“It was nice that the community came together to do this; this wasn’t a township initiative,” said Nowak.

Funds for the veterans’ banners came from the profits of wing nights hosted by the Linwood Wings Committee during the winter months.

“We’re starting our fourth season of wing night in November,” said committee member Blaine Hergott. “Our priority was a social event for the town that we’re able to fundraise money for our town. So this is our way of giving back. … It was a team effort, for sure.”

Once the banners arrived from a manufacturer, they were installed by Wellesley Township maintenance personnel last Friday. They will be on display until November 20, and be stored in the Elmira Legion during the winter months.


Please enter your comment!
Please enter your name here

To encourage thoughtful and respectful conversations, first and last names will appear with each submission to The Observer's online community. Pseudonyms are not permitted. By submitting a comment, you accept that The Observer has the right to reproduce and publish that comment in whole or in part, in any manner The Observer chooses. Please note that The Observer does not endorse the opinions expressed in comments. Comments on this story are moderated according to our submission guidelines. Comments are welcome while open. We reserve the right to close comments at any time.
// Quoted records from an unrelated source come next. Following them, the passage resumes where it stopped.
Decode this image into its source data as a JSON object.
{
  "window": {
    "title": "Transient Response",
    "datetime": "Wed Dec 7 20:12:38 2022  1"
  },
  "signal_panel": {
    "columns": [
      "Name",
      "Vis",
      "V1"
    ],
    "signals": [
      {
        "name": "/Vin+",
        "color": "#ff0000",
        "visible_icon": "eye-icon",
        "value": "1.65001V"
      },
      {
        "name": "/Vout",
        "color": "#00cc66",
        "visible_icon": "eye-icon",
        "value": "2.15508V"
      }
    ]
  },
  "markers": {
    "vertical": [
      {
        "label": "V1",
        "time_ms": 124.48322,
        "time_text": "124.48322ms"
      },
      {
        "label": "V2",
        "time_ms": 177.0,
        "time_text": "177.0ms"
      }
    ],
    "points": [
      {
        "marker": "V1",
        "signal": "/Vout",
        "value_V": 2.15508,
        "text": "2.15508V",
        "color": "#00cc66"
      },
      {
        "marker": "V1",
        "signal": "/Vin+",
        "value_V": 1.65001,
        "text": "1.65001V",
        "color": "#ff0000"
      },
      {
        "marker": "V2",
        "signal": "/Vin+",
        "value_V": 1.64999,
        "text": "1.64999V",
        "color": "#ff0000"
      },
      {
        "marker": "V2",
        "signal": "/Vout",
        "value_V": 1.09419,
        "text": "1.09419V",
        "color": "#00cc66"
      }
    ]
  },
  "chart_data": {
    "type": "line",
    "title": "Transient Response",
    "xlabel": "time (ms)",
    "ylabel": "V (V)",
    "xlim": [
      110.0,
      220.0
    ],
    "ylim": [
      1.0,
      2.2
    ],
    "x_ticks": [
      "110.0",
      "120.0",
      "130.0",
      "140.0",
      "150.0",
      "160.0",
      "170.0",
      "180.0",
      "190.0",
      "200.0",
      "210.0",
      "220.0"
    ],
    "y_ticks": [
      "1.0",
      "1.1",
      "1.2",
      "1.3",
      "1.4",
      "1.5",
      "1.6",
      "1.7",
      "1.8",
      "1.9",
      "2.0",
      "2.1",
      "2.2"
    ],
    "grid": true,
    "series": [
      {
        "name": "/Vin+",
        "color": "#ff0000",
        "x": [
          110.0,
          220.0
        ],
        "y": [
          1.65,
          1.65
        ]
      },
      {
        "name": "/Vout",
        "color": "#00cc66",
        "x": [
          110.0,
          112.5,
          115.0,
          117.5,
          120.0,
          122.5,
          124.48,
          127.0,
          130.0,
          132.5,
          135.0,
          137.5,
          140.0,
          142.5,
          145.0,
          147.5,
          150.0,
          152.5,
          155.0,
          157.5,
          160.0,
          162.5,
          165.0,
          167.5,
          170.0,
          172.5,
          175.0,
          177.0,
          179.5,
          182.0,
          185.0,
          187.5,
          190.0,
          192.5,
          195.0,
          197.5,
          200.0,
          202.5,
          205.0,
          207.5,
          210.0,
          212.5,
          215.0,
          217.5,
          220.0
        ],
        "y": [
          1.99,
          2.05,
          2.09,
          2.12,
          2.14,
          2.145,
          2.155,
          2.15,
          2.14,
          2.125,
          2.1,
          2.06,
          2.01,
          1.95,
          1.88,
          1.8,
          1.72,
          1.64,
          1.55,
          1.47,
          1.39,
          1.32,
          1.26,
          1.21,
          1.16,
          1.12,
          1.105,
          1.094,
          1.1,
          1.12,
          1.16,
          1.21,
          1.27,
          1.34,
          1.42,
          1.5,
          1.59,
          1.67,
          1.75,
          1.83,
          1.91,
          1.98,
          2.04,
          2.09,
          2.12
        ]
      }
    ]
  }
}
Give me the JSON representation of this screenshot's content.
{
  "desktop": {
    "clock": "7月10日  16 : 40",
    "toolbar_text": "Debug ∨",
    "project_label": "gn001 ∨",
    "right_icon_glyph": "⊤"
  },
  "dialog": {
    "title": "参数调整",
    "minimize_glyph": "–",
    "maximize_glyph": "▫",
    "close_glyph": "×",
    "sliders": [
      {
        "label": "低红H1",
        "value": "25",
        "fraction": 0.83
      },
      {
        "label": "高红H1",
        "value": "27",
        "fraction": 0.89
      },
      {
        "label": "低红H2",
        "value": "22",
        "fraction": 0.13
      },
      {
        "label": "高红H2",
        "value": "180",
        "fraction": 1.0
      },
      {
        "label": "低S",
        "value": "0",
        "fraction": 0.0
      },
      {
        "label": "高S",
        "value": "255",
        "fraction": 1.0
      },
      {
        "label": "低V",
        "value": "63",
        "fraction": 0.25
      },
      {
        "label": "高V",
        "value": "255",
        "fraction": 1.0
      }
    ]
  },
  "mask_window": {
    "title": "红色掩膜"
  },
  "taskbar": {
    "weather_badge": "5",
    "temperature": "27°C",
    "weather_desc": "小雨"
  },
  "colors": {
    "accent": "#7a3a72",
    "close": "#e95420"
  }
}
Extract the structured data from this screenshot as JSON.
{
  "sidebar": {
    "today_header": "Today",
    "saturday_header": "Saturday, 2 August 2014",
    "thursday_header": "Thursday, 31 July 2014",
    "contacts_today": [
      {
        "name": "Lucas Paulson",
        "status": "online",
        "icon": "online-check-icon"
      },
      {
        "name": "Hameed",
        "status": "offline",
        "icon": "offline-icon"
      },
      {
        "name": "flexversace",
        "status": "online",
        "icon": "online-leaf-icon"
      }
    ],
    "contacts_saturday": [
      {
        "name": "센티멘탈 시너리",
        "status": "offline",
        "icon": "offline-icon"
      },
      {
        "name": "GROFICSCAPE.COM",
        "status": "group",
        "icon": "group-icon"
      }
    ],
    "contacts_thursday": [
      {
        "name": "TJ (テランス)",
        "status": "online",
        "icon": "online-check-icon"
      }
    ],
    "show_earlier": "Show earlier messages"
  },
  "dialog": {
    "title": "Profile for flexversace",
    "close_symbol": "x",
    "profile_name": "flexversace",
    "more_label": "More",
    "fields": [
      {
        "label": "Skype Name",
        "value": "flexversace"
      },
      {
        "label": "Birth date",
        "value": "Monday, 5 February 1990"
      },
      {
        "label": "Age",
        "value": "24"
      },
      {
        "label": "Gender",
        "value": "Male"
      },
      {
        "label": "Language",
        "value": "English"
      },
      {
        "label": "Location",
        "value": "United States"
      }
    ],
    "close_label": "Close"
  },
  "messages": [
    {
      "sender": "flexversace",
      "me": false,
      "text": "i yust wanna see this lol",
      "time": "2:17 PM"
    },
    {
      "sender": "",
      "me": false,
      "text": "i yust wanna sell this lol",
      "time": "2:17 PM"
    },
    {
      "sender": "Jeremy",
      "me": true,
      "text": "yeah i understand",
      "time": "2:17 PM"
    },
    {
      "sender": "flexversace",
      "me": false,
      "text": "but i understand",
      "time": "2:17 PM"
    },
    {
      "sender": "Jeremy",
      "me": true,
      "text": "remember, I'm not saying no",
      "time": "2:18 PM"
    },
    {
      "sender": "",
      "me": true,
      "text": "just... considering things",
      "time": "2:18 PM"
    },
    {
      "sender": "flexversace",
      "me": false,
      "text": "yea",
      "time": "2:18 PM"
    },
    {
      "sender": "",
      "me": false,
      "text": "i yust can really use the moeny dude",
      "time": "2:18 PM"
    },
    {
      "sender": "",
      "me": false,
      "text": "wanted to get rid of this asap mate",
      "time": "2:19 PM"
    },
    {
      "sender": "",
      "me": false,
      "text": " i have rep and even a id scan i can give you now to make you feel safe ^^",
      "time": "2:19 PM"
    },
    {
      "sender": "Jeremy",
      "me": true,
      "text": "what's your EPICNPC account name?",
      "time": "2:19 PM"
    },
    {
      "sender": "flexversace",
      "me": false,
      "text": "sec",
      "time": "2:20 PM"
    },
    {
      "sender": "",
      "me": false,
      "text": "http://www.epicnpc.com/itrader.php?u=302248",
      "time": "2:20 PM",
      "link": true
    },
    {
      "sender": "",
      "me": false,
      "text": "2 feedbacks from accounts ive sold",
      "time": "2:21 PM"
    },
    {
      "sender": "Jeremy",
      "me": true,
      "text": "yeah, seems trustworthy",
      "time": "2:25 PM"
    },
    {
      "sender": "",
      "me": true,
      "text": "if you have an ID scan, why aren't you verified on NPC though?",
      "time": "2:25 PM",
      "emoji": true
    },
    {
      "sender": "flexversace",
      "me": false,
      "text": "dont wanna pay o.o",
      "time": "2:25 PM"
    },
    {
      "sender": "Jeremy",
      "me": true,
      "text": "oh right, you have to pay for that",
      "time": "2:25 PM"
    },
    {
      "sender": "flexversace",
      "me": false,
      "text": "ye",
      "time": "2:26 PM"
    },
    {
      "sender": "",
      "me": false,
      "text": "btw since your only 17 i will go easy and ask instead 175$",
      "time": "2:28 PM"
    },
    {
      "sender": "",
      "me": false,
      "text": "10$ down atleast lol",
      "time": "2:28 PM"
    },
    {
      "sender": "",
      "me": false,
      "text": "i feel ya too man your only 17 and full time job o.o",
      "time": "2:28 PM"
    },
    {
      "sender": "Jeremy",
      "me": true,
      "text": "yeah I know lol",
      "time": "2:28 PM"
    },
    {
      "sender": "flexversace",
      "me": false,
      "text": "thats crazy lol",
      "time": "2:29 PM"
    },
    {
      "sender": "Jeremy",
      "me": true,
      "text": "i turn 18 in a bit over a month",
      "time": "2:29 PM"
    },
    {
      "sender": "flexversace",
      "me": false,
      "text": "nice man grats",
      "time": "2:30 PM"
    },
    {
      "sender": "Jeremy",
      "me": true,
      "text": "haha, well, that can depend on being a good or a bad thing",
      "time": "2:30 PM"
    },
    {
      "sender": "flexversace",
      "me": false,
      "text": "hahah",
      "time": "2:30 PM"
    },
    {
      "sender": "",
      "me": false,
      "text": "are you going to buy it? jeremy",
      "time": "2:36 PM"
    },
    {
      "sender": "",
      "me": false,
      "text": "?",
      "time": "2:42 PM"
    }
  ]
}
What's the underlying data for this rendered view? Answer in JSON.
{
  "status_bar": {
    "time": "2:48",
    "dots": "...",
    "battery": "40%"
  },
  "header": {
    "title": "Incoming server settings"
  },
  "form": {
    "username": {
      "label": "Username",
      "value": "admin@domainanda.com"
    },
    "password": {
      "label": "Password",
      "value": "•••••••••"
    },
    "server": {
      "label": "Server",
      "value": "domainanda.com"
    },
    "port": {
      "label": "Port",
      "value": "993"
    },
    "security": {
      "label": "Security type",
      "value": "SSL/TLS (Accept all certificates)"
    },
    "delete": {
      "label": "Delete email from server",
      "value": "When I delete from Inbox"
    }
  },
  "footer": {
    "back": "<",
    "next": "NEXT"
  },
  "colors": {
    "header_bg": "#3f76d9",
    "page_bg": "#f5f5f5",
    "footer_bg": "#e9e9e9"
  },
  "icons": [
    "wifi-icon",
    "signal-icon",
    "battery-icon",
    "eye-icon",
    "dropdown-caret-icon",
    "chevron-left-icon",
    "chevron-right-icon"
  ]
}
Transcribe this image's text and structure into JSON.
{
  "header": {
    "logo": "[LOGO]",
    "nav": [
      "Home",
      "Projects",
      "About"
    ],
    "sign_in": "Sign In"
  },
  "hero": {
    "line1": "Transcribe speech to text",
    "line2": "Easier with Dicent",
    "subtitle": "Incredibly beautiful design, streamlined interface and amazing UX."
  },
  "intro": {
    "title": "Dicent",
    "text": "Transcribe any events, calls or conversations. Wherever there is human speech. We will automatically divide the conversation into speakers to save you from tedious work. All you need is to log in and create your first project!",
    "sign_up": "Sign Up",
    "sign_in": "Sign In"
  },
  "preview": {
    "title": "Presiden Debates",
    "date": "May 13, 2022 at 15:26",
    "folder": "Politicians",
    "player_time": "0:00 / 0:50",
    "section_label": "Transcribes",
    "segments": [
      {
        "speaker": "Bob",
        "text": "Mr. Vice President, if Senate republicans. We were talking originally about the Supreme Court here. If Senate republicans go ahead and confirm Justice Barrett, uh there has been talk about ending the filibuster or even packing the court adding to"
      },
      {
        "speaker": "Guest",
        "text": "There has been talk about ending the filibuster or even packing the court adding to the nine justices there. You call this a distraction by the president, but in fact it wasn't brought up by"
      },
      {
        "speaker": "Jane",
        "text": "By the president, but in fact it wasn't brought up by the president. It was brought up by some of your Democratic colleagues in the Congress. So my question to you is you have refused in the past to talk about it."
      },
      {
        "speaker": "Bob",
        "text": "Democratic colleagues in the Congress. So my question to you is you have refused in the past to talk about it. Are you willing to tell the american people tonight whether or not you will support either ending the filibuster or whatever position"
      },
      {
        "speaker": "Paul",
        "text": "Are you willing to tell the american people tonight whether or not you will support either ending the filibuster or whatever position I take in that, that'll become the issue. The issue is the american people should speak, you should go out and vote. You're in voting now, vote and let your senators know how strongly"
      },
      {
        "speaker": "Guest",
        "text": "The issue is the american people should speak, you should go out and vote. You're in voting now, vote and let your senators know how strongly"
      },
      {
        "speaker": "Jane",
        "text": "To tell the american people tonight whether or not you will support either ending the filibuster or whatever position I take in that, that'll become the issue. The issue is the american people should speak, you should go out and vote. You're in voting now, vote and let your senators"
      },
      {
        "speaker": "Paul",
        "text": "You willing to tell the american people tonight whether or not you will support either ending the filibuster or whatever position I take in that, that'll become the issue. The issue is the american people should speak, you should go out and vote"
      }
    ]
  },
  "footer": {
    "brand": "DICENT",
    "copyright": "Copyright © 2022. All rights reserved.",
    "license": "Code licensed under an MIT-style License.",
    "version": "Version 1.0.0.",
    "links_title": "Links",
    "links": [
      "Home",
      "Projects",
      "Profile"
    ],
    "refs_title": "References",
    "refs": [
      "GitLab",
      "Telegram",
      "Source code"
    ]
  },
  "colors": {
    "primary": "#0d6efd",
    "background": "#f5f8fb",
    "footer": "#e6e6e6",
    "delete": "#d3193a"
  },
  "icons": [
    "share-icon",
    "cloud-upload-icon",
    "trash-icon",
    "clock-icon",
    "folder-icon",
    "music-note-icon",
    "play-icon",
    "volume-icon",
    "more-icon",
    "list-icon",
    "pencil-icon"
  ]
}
Spicy and substantial fit the bill just now

Way too much of the white stuff – some of it sticking on the ground – for this point in November. With the early darkness in the evenings, it’s certainly feeling a bit...

In Print. Online. In Pictures. In Depth.

Looking to do some research about the communities we serve? Browse through the years in our online archives.

An immersive experience helps kids acquire language skills

Two months into their stay in the country, a group of students from France got to experience another cultural moment of sorts...

A very visual – and visible – way to remember

Many of the hydro poles in Wellesley have been transformed into a tribute for those who fought and died in the service...

An exchange of cultures proves an illuminating experience

The new exchange student in Woolwich Township has been enjoying the small-town life so far. Since mid-August, Maud...

Scaring up some Halloween fun in Elmira

Those in search of the Halloween spirit need look no further than the vibrant, spooky display at an Elmira heritage home, an experience...

Program encourages Girls to give it a Go

Whether you’re a girl in need of a new friend or just someone to hear you out, Big Brothers Big Sisters of Waterloo...

Lions mark 100 years with tree-planting blitz

For 100 years, Lions Club chapters have been helping support their local communities. To mark the centennial celebration, various clubs will join together to...

A retirement gift befitting a tireless volunteer

When Elmira’s Ted Brough opted to retire, he had no idea that the decision would create a legacy fund that would benefit the...

Going the distance in support of pollinators

Elmira’s Clay Williams – along with approximately 44 other runners – will shadow the migration path of the monarch butterflies on a journey that...
- Advertisement -